The first ‘room’ we found ourselves in was where the talking portraits and moving staircases were. The actual ride hadn’t even begun yet and already I was spell-bound 😉 at seeing the portraits talking to each other (in Japanese of course). Now obviously those portraits were not ‘alive’, but I tell you, at that point I would swear they were indeed real and talking. It was that convincing! Unfortunately I had to leave my camera in the locker, but I found some pictures on the internet of what I saw.
It was in the candle room that we were ushered to our seat for the ride. There were four seats to each ‘section’ that passed by. Strapped in with anticipation, the ride made its way sideways towards green smoke and what looked like a dead-end…and that is when I proceeded to scream like a little girl as the robotic contraption we were strapped into pulled us up, backwards, and into darkness…
One word: EPIC!
I actually cannot describe this ride well enough to convey how amazing it was. And I don’t want to spoil it for those who plan to ride this someday. Never in my life have a experienced such a ride where I felt I was seriously flying with Harry Potter, dodging the whomping willow, dragons, dementors and massive spiders. Some of it was real, like an actual massive spider making its way towards us, and some of it was on a large screen, like when flying through a Quidditch match – but you didn’t really register that it was just a screen, it actually felt so real (and there was wind blowing on us as we ‘flew’). The whole ride, and you’ll have to forgive for this, was magical 😉
After the ride, grinning faces and all, we realised we were hungry, so we made our way to the only place that one should eat in Hogsmeade, and that is The Three Broomsticks. Good ol’ fish and chips and butterbeer was the order of the day, and it was so good. I had been recommended the frozen version of butterbeer by my English club students, so I opted for that, and wow, it was delicious – basically caramel and ice-cream, mixed into a smoothie.
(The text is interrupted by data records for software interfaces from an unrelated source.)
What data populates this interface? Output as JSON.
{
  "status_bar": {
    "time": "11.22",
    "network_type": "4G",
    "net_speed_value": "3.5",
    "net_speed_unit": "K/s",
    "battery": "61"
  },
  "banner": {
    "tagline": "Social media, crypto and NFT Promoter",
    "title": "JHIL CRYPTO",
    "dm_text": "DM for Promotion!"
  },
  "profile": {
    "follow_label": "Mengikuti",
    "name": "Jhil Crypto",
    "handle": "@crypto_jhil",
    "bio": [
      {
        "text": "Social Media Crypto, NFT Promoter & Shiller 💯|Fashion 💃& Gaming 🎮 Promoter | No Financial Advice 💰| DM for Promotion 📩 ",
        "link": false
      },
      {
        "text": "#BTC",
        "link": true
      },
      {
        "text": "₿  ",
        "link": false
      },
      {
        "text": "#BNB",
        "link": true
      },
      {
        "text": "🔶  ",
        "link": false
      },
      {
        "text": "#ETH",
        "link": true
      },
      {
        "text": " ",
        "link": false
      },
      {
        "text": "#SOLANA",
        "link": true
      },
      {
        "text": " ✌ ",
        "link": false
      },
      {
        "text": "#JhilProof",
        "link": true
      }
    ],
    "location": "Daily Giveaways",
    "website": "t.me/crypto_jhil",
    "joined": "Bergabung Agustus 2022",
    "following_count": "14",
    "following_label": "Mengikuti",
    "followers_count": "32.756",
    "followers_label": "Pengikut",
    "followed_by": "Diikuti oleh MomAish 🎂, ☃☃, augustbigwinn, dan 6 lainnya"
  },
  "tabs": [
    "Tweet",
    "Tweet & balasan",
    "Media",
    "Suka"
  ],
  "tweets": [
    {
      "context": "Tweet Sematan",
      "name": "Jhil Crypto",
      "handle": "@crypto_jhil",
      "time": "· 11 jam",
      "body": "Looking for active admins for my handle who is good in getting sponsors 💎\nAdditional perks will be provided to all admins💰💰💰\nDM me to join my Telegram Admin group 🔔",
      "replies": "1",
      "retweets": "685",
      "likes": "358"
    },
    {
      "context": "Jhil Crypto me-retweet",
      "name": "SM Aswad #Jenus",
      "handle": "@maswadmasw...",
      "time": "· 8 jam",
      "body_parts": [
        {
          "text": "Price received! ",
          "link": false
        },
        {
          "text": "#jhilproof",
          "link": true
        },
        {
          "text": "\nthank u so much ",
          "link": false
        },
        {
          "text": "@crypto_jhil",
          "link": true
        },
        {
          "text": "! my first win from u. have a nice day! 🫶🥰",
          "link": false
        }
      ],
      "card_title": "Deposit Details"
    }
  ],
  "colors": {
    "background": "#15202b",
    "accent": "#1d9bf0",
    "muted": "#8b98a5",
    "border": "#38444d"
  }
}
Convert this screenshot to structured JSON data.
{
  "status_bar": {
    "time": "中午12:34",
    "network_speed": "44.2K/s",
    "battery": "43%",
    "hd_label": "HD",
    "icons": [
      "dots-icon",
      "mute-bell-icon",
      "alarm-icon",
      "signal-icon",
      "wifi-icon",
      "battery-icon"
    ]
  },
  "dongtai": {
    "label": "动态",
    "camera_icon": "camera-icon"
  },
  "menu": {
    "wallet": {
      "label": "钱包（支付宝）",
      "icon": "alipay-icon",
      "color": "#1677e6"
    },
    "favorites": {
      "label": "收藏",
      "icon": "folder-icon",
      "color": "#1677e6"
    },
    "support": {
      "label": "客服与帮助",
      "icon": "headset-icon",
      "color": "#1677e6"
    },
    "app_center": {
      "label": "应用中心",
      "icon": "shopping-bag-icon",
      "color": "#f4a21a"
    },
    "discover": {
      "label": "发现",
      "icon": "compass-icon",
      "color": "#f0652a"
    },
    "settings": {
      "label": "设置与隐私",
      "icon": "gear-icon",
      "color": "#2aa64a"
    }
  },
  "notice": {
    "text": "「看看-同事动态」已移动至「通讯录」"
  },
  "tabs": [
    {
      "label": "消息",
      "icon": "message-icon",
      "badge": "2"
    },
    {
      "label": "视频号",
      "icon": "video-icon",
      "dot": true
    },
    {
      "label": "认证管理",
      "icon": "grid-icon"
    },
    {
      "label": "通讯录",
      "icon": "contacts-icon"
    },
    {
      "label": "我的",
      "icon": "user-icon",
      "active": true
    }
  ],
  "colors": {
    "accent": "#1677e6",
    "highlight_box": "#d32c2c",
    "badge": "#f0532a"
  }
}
Feeling full and more than satisfied we headed back into a still very packed and jostling Hogsmeade. Myself and Karin were walking past one shop where the waiting time was only 20 minutes, which we decided to join for the hell of it. About five minutes into waiting, we were surprisingly ushered into the shop with about 15 other people. It turned out to be Ollivander’s Wand Shop where we experienced a ‘show’ where one muggle (in this case a young girl) is chosen to try and find her wand in a room packed full of wand boxes.
The actor, playing Ollivander, did a pretty good job at convincing the girl that the wands she was trying out were indeed real and everything seemed quite magical… until he said something in English that got both Karin and I giggling like crazy. One of the ‘wrong’ wands that the guy had for the girl to try was quite a big one, and his description of the wand went along the lines of: “Just take a look at this one, never will you experience holding 17 inches of hard wood like this one”. Now this was all in English, so as far as I know, only Karin and I understood that, and immediately our minds went in the wrong direction and we just couldn’t stop laughing to ourselves. Fortunately the ‘show’ didn’t go on for long, and very soon we found ourselves in the actual shop where I went and bought my own 17 inches of hard wood in the form of Sirius Black’s wand 🙂
I have yet to conjure up any spells, but I think a pretty good spell would be one that could send me straight back to Harry Potter World so that I could experience it all over again (though obviously when there are not as many muggles around). But yes, as you might of guessed, I was pretty happy about this place, and would highly recommend it to anyone who happens to find themselves in Osaka with a couple of hours to spare.